This video explains how consumers weigh the pros and cons of competing options within a product category in order to choose a winner.
- How many products did you decide to buy within the past day or two. In each case, essentially you were solving a problem. That's because every consumer decision we make is a response to a problem. Of course the type and scope of these problems varies enormously. Your needs range from simple physiological priorities such as quenching your thirst, to whether you'll spend your hard earned money on a television to abstract intellectual or aesthetic quandary such as choosing a college major.
Or perhaps what to wear to that Beyonce concert on Saturday night. Because some purchase decisions are more important than others, the amount of effort we put into each differs. Sometimes the decision making process is almost automatic. We seem to make snap judgements based on very little information. At other times, it resembles a full time job. A person may literally spend days or weeks agonizing over an important purchase such as a new home, a car or even an iPhone versus a Samsung Galaxy.
Given the range of problems we all confront in our lives, clearly, it's difficult to apply a one size fits all explanation to the complexities of consumer behavior. Traditionally, consumer researchers approach decision making from a rational perspective. According to this view, people calmly and carefully integrate as much information as possible with what they already know about a product.
Painstakingly weigh the pluses and minuses of each alternative and arrive at a satisfactory decision. When we make rational decisions, we follow a sequence of steps that we describe as problem recognition, information search, evaluation of alternatives, product choice and post purchase evaluation.
Each step represents challenges but also opportunities for marketers. For example, today a huge amount of information search that is step number two, takes place online. So strategies like search engine optimization are crucial to be sure your brand stays in the running. These decision making steps are well and good but common sense tells us, we don't undergo this elaborate sequence every time we buy something.
If we did, we'd spend all day making these decisions. Instead, we often use short cuts to get on with our lives. Social scientists are learning more everyday about how very subtle ques in the environment influence these kinds of decisions. A study of the influence of company logos found that when respondents were exposed to a brief flash of either an Apple or an IBM logo on a screen, their behavior changed even though they weren't even aware they had seen the logo.
Creativity, non-conformity and innovation are traits many consumers associate with the Apple brand. Where as they link tradition, intelligence and responsibility with IBM. Sure enough, those who saw the Apple logo subsequently provided more creative and innovative responses on a task than those who saw the IBM logo. Non of the respondents were aware of the logo's influence on their behaviors.
It's crucial to understand what decisions processes your customers use. If you sell products or services that require a lot of thought, be sure to track how your buyers make their way through the decision making sequence.
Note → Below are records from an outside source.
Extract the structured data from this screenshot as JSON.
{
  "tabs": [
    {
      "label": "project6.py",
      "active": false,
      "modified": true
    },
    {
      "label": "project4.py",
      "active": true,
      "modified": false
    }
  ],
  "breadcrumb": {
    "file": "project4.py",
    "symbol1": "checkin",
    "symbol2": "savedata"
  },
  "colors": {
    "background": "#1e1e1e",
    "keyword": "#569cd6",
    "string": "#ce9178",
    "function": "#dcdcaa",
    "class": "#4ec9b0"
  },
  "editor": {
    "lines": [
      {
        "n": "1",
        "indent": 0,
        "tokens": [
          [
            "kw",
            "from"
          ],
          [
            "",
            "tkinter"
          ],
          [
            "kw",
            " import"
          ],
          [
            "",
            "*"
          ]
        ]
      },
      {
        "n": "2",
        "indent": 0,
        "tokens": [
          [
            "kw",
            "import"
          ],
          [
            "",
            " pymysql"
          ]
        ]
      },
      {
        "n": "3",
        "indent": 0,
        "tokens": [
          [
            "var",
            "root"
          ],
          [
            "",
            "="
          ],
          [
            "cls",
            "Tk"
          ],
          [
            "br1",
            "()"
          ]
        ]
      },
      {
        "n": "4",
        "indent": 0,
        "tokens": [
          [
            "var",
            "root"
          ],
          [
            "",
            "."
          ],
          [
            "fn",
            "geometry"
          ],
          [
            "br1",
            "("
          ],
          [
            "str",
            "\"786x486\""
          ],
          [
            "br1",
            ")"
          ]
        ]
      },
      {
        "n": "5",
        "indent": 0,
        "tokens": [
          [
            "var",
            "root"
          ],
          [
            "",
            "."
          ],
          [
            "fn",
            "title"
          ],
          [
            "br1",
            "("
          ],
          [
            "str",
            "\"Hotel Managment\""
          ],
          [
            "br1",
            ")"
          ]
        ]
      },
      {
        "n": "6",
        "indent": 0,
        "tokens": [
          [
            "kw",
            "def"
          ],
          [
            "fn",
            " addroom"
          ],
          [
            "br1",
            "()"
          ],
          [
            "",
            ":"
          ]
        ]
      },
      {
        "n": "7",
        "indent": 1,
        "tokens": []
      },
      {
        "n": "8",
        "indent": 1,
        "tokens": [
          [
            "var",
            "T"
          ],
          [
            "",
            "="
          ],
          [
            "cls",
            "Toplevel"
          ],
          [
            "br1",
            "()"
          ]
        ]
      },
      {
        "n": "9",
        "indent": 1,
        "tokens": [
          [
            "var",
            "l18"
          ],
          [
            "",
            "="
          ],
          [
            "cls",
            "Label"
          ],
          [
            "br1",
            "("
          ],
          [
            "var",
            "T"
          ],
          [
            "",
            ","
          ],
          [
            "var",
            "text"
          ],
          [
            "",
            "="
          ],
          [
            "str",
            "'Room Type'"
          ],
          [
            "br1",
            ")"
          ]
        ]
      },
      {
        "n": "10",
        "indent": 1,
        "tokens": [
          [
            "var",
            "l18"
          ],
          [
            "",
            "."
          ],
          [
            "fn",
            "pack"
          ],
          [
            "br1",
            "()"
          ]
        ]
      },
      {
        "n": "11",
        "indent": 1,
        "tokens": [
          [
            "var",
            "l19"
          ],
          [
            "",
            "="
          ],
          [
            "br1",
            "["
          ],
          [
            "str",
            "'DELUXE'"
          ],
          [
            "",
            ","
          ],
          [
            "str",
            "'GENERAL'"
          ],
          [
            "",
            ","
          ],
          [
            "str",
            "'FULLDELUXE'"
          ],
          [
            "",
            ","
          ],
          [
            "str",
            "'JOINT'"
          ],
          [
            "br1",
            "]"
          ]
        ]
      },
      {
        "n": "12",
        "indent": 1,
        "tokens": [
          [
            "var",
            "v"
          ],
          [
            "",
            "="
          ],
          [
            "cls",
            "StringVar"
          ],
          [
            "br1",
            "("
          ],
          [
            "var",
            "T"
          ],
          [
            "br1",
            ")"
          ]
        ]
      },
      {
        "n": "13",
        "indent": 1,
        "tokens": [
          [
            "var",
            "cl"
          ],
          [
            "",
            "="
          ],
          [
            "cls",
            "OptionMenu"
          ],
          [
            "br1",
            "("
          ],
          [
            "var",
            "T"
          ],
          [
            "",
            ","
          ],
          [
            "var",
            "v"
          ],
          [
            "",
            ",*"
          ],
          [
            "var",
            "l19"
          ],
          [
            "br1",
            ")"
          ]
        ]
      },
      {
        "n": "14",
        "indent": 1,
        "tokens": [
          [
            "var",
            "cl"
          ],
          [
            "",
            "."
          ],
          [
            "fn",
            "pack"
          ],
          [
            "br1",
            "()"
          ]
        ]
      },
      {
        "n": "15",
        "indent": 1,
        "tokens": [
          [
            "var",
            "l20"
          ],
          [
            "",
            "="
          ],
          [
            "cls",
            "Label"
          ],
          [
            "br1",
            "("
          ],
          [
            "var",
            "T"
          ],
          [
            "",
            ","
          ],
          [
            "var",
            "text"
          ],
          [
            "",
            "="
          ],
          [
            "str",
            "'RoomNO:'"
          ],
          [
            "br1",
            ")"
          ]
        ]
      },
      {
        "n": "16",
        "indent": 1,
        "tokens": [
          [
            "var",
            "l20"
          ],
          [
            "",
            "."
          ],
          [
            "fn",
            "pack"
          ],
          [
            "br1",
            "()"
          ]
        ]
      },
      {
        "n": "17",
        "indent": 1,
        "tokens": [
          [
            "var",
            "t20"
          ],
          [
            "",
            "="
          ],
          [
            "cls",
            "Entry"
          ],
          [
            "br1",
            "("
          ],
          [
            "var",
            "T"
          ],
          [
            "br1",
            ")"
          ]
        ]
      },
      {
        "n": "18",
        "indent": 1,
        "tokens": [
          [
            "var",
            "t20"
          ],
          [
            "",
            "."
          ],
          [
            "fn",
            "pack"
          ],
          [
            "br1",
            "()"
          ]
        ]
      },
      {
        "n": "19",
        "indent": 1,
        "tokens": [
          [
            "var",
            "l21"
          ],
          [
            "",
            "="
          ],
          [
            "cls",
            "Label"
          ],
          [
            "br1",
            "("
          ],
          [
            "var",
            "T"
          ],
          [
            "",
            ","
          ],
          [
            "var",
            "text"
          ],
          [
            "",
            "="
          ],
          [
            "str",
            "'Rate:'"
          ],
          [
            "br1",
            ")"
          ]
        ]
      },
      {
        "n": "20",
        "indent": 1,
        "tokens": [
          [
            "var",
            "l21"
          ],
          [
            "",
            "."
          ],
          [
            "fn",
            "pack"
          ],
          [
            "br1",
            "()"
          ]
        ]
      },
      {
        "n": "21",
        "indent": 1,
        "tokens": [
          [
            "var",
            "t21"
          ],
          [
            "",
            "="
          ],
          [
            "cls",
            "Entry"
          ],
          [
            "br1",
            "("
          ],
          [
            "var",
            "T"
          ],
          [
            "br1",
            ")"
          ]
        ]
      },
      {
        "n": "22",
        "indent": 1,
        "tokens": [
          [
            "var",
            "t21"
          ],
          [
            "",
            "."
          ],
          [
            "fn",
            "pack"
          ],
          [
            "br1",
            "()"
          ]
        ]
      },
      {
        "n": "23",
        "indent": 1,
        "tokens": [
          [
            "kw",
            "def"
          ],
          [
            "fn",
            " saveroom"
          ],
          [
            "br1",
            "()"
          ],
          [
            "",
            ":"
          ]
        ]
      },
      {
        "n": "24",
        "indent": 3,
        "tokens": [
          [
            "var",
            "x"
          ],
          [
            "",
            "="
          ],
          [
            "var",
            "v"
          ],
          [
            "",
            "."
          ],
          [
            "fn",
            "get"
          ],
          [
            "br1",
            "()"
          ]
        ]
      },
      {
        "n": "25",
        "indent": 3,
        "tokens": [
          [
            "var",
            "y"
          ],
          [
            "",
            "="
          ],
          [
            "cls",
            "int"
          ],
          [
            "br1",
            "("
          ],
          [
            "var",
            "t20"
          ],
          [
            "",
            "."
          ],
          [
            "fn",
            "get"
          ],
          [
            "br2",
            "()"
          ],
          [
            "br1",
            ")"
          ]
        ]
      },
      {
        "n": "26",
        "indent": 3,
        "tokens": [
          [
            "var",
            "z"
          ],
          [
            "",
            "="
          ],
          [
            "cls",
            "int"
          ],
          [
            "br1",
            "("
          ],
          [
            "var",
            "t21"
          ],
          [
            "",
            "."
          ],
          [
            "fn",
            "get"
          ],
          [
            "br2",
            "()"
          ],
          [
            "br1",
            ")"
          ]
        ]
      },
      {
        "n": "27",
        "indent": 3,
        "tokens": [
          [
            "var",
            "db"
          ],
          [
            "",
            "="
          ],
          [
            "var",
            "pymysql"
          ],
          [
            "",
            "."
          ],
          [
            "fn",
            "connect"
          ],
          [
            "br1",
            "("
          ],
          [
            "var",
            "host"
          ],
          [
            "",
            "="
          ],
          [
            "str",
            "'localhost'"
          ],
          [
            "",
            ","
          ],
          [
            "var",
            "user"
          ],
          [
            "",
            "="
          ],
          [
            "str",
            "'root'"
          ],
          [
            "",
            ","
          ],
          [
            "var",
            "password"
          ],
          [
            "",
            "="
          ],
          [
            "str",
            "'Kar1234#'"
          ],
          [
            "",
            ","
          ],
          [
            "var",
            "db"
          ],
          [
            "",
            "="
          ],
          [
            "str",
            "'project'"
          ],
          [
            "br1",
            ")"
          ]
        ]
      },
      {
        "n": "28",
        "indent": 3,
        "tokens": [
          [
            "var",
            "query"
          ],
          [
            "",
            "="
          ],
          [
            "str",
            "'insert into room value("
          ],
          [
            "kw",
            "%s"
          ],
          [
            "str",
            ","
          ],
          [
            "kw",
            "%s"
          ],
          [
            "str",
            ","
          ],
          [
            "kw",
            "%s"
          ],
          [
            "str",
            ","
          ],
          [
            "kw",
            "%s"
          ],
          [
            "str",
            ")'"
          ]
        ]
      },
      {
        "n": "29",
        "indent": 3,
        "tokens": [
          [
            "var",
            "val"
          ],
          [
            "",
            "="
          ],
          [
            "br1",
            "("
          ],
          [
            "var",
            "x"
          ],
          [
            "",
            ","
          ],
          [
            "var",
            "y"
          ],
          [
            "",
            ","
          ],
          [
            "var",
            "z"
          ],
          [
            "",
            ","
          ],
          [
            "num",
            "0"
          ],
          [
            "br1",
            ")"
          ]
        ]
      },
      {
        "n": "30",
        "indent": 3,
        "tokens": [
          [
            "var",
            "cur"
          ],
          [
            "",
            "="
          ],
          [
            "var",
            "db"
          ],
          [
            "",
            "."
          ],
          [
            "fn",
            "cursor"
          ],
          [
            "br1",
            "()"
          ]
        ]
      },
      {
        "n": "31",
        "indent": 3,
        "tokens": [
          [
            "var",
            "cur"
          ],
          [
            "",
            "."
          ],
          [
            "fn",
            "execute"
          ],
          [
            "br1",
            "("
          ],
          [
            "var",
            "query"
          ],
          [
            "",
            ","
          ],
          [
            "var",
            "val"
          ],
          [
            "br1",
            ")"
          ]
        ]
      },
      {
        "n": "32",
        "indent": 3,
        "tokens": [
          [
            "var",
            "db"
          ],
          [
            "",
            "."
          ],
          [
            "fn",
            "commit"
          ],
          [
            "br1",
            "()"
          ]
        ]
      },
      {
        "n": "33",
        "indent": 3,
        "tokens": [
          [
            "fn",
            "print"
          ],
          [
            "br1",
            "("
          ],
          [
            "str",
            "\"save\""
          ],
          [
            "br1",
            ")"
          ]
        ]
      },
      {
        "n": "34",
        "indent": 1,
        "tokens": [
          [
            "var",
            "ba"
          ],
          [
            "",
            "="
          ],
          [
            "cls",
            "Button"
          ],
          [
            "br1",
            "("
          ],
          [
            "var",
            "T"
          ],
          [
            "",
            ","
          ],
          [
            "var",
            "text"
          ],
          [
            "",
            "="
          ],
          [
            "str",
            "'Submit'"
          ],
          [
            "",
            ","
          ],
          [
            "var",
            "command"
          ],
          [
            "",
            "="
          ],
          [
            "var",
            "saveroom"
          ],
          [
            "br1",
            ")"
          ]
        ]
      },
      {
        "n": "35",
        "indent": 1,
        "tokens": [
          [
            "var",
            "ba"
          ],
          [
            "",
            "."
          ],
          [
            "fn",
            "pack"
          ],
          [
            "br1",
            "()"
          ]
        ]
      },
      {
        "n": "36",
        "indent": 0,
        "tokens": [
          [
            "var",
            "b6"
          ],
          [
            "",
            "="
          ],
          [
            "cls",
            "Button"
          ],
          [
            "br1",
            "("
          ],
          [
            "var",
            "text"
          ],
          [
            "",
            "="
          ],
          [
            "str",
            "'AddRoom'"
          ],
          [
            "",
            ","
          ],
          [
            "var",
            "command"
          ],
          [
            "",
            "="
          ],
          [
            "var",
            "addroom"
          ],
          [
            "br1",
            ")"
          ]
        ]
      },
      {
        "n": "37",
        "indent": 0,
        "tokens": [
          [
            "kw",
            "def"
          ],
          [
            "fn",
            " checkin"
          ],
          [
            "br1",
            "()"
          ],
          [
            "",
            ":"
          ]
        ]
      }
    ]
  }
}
But, if your products are things people buy habitually, focus more on the subtle ques in the buying situation to steer them your way.
First, learn the importance of consumer behavior in helping us understand when, why, and how purchasing decisions are made. Michael shares how factors such as color, shape, and sound influence our perception of brands and products. He discusses gender identity and products geared towards different genders, as well as how consumer lifestyles, values, and attitudes affect product preferences. Michael also goes into external influences on consumer behavior, covering how groups make decisions and how ideas spread. Finally, Michael explores the role emotion plays in purchase decisions, and how you can structure messages to maximize persuasion.
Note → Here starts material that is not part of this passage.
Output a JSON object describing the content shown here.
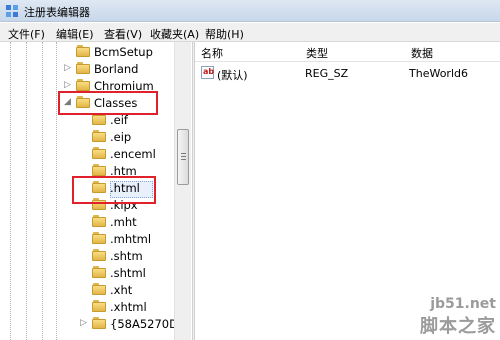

- Sensory marketing as a strategic tool
- How gender identity can affect product choice
- Personality and brand image
- Decision-making in groups
- Retailing as theater
- How ideas spread through the market
- Persuasive communications
- Influencing consumer behavior